    “IBM wants IBMers to communicate,” says Tim Washer, head of social media productions for IBM worldwide. Washer was part of the team that developed the document. “A big part of being engaged in the community is feeling comfortable with what you can say and what you can’t say, so we wanted to establish the boundaries. If you identify yourself as an IBMer, then you need to adhere to the guidelines. The guidance we offer is that, if you give perspective on a topic that has something to do with IBM, we want you to speak as an IBMer.”


    To support real-time business, you need technology infrastructure every bit as sophisticated as a financial trading floor. When well-integrated into an appropriate technology backbone these modules work together to feed the dashboard that your marketers, PR professionals, salespeople, and executives use every day.


    I’ve talked with people all over the world who are wrestling with the challenge, and most are not at all comfortable with adopting a real-time mindset. It’s not on the corporate agenda or the business-school curriculum. And when the notion is put to them, many people dismiss quick response to opportunities and threats as “reckless” or “risky.”

    An immensely powerful competitive advantage flows to organizations whose people understand the power of real-time information.

    Attitudes are so ingrained that even when confronted with an iceberg off the bow, companies persist in choosing slow and cautious over quick and nimble. Way too much time is spent checking, getting permission, researching and running it past “experts.” By the time a decision is finally reached it’s time to head for the lifeboats.


    The real-time mindset recognizes the importance of speed. It is an attitude to business (and to life) that emphasizes moving quickly when the time is right.

    The process starts with an understanding just how severely conventional methods handicap business functions—especially marketing and PR—in the always-on, world of instant communication.

    The conventional approach favors a “campaign” (note the war metaphor) that requires people to spend weeks or months planning to hit “targets.” Agencies must be consulted. Messaging strategies must be developed. Advertising space/time must be bought. Conference rooms and refreshments must be prepared for press conferences. Do we serve them sushi or sandwiches?

    In planning ahead, marketing and PR teams commonly look back. What were we doing five or six quarters ago? What happened at the trade show last year? In doing so they ignore what’s happening right now, today, this instant.

    Within your organization, develop a mindset focused on today, not just six months from now!


    If you’re the leader, and you want to cultivate a real-time mindset throughout your organization, tear down the command-and-control mentality. Recognize your employees as responsible adults. Empower them to take initiative. Give them opportunities to hone their communication skills, give them clear guidelines as to what’s appropriate and what’s not.

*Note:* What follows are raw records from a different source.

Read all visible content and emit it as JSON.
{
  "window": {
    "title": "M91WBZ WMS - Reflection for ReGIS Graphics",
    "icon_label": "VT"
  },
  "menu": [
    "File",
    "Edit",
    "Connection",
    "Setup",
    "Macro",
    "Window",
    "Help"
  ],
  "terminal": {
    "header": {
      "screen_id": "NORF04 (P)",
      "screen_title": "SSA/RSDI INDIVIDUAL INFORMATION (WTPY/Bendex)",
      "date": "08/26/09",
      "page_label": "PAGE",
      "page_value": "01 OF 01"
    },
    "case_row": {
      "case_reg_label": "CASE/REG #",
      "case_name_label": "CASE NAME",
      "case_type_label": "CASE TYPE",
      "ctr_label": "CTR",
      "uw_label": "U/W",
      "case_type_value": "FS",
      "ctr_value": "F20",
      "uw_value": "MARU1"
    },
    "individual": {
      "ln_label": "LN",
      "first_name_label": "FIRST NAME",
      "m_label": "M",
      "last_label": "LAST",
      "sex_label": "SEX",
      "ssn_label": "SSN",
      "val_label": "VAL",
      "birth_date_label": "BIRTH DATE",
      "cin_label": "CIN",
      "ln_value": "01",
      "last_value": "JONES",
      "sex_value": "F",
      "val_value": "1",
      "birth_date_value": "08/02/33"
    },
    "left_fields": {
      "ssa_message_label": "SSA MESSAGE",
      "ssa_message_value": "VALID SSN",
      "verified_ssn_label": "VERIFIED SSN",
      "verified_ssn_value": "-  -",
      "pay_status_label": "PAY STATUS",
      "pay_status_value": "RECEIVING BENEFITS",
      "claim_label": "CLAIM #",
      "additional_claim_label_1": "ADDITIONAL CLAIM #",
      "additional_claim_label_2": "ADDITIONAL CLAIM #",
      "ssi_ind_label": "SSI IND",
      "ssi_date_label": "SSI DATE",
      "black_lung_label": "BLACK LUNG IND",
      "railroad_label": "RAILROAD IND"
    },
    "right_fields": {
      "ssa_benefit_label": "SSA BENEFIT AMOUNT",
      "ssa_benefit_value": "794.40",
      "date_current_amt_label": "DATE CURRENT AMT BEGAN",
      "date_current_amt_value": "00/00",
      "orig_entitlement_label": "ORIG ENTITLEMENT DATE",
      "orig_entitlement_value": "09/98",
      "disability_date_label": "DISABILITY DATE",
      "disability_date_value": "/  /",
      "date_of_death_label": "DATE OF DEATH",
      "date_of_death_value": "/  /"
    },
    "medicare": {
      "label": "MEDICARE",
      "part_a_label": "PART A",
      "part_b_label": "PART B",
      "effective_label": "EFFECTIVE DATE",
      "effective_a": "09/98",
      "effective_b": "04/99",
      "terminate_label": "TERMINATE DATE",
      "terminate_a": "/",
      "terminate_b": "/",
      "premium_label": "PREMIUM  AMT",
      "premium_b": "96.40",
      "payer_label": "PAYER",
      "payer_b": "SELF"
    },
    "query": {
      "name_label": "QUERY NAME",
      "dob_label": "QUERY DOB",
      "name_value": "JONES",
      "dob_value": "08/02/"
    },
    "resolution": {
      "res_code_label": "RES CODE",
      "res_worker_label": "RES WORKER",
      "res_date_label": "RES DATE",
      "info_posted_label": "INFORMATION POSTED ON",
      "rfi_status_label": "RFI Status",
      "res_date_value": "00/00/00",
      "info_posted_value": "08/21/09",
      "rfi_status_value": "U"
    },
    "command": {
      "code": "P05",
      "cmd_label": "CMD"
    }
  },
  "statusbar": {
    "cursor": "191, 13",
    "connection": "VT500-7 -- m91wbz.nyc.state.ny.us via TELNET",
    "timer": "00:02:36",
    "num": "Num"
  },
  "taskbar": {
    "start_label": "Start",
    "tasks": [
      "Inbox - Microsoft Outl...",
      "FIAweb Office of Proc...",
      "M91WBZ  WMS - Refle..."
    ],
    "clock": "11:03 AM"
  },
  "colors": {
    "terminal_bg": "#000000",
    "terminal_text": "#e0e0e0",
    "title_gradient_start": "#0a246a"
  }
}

    Scale and media buying power are no longer a decisive advantage.What counts today is speed and agility. While your competitors scramble to adjust, you can seize the initiative, open new channels, and grow your brand.